He also defended the the decision to withdraw early by saying: ‘But I think if we’d stayed another 10 days, we wouldn’t have gotten everybody out that we wanted to get out and there still would’ve been people who would’ve been disappointed with that. It’s a tough situation.’
Since July the US has evacuated 122,000 people out of Kabul including 5,400 Americans. The State Department said on Monday there were at least 250 US citizens who wanted to get out who were still stranded.
Later on Monday, Secretary of State Anthony Blinken said the number was between 200 and 100, but still couldn’t put an exact number on it.
He also admitted that Afghan SIV applicants who fought alongside US troops were left behind, but again didn’t give a number, and it could be in the thousands.
As of August 26, just 5,000 SIV applicants had been flown out compared to the 88,000 who are desperately trying to flee the Taliban.
In the last 18 days, 7,500 people have been flown out on flights each day, with evacuations halted for two of those days because of threats on the airport and the Kabul suicide attack.
The highest number of evacuations was 19,000 in a day – but the numbers have dwindled in the final days of the US military operation.
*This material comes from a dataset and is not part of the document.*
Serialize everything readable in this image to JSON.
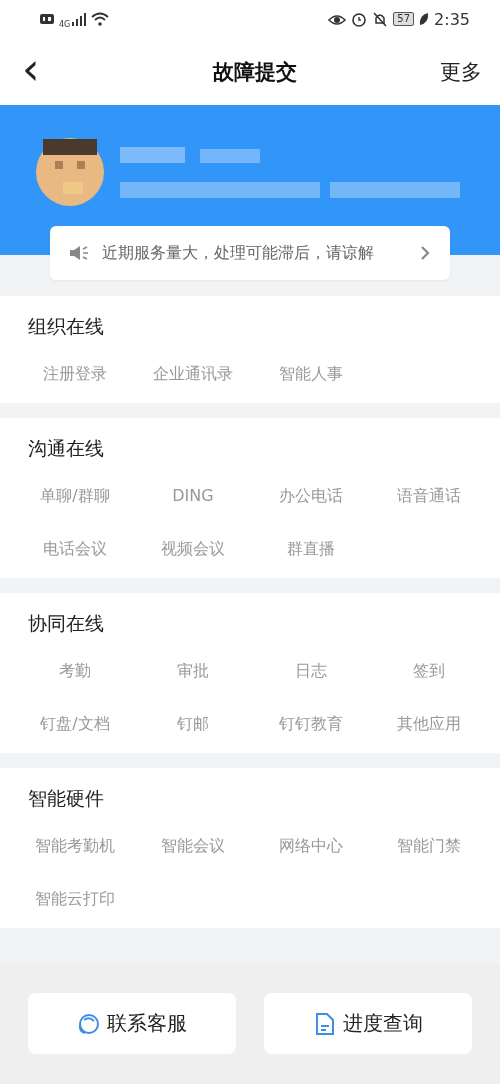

The White House and The State Department have been vague on how many SIV applicants or vulnerable Afghans are still trying to leave, but have promised to ‘help’, even though the military has gone.